### WORK TO COMPLETE
Scan the listing below for the word "this", then copy each line that has it.

### DATA FOR PROCESSING
──────────────────────────────
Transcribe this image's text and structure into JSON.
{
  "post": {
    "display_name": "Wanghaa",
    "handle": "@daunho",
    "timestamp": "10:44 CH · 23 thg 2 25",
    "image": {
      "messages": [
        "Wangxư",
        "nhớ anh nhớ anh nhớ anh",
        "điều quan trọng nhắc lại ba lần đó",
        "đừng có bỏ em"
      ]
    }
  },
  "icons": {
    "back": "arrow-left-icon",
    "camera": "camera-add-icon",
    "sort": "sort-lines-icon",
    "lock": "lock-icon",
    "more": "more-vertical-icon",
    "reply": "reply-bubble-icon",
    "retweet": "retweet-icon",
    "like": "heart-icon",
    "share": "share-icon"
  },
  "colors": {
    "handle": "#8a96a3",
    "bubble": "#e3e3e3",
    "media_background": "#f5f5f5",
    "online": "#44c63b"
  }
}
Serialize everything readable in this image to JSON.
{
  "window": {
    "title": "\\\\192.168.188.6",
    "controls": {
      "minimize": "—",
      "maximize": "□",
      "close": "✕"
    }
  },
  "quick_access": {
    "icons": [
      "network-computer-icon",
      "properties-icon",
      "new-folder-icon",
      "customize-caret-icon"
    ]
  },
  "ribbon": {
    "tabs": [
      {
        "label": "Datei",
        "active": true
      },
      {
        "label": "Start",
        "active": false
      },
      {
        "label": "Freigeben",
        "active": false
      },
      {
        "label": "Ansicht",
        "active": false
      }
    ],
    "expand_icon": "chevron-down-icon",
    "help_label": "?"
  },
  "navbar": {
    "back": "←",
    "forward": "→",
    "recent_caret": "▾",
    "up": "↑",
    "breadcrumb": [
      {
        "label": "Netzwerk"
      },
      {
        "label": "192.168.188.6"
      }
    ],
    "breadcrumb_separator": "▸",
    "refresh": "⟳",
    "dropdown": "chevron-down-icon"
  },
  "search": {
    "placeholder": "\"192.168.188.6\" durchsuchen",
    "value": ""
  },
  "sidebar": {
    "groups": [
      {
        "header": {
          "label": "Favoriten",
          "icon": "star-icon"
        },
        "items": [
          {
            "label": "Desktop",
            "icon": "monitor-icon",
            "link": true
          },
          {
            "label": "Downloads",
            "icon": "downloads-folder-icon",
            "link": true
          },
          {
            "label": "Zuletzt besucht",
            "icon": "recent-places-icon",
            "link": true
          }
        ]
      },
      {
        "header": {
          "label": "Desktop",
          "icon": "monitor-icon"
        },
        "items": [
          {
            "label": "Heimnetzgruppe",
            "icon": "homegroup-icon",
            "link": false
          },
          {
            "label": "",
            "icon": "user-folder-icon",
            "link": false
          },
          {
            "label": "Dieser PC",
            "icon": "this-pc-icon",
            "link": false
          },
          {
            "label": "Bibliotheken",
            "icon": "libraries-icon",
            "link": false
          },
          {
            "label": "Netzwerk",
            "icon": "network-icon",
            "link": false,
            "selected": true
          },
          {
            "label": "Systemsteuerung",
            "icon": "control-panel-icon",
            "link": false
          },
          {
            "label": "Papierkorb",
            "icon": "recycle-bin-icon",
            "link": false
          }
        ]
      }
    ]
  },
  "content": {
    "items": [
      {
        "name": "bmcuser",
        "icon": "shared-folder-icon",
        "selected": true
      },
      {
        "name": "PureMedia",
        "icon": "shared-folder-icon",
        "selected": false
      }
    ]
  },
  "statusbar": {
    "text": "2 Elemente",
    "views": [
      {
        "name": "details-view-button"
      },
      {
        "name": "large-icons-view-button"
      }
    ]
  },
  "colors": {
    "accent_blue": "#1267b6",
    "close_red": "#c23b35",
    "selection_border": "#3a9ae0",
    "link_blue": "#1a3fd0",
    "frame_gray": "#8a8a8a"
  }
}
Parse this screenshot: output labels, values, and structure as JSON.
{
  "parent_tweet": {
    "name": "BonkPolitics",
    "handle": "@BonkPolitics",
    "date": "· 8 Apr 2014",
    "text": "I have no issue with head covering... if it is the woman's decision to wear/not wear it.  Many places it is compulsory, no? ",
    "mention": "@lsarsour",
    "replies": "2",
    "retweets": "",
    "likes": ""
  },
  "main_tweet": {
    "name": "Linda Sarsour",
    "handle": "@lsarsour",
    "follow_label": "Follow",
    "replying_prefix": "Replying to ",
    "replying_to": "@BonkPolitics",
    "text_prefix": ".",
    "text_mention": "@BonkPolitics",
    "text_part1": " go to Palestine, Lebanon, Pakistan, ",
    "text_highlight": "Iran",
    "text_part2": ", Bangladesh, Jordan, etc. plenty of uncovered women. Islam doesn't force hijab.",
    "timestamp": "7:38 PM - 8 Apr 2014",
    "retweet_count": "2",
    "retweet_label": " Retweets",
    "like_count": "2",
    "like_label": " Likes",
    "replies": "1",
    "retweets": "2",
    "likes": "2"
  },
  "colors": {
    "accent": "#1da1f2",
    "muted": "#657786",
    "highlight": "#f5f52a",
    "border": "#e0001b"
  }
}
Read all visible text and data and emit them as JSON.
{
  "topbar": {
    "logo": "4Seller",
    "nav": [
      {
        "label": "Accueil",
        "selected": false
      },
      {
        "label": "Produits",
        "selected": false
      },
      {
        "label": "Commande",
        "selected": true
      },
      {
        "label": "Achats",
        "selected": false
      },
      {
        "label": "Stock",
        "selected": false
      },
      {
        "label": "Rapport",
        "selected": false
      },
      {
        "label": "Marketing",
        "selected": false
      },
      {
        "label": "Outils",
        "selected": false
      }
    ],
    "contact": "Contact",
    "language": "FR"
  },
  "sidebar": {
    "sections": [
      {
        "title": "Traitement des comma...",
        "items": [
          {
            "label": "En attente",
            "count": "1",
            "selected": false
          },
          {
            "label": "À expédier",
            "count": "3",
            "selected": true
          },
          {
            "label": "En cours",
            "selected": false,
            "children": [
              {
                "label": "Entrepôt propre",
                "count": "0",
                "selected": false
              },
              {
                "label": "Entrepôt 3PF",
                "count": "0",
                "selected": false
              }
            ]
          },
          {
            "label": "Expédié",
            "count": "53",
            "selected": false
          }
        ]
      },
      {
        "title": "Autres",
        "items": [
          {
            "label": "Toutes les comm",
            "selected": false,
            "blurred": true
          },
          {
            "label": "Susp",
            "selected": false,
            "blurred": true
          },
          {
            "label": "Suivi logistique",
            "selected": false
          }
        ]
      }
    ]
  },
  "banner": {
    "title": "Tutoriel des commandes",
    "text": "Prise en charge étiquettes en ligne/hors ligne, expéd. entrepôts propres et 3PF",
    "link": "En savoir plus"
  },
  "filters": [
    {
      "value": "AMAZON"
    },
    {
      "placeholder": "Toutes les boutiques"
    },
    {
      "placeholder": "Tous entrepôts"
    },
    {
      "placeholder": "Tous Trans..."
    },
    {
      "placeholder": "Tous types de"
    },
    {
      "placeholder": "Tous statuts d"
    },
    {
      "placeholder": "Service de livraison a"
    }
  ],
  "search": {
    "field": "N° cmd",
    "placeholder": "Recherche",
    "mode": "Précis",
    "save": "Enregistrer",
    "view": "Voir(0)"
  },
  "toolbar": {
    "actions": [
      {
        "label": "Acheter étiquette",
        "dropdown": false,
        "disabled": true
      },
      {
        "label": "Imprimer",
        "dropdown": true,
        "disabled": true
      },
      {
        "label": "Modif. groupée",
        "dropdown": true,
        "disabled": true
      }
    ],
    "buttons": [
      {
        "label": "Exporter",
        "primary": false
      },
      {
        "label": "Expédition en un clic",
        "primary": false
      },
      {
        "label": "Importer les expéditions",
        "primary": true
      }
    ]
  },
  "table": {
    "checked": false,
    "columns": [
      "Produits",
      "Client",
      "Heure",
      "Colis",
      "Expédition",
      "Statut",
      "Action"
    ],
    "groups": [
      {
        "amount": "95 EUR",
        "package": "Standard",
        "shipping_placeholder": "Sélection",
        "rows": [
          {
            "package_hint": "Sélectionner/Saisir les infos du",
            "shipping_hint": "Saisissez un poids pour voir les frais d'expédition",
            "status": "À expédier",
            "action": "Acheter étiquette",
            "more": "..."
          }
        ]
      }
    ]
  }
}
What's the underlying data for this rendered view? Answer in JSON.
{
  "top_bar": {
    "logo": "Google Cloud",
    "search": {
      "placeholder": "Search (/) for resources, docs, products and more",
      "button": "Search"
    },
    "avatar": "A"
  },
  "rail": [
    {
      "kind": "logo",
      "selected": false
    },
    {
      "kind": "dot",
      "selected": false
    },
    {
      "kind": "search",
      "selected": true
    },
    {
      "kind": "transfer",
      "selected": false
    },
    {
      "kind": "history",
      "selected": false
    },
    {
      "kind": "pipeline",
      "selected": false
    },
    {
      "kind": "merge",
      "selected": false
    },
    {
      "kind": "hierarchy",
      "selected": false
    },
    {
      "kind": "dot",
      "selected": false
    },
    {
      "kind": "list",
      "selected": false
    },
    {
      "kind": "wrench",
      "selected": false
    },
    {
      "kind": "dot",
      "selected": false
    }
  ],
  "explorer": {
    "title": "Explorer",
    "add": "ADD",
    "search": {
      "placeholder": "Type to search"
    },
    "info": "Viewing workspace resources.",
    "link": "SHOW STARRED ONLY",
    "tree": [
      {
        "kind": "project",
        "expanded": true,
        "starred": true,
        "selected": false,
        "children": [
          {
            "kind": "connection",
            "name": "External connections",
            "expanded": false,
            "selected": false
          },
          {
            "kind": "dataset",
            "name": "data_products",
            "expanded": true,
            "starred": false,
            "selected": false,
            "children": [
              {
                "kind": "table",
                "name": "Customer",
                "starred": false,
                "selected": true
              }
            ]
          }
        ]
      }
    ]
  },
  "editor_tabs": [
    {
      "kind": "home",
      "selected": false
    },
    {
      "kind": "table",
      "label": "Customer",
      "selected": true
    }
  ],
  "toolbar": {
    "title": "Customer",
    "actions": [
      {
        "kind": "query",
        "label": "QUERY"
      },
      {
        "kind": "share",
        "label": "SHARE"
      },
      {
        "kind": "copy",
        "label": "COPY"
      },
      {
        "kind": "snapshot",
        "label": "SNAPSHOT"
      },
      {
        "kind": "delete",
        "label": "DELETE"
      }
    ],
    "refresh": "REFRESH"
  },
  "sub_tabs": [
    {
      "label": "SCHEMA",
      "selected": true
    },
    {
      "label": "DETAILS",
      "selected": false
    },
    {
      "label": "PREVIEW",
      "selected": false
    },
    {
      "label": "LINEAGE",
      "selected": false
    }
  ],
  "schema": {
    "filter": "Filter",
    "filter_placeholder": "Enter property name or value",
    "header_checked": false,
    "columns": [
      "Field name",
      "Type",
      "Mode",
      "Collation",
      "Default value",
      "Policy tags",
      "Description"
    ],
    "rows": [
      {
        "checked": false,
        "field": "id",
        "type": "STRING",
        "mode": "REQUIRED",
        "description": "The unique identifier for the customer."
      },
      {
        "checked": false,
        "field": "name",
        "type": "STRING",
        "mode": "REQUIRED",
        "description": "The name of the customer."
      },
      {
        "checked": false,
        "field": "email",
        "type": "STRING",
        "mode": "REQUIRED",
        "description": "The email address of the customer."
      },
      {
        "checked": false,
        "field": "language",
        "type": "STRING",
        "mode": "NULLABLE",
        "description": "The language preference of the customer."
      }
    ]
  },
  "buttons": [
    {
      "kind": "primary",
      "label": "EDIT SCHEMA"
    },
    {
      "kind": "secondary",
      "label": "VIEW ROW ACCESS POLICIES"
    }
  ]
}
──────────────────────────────
### EXPECTED ANSWER
Transcribe this image's text and structure into JSON.
Serialize everything readable in this image to JSON.
            "icon": "this-pc-icon",
Parse this screenshot: output labels, values, and structure as JSON.
What's the underlying data for this rendered view? Answer in JSON.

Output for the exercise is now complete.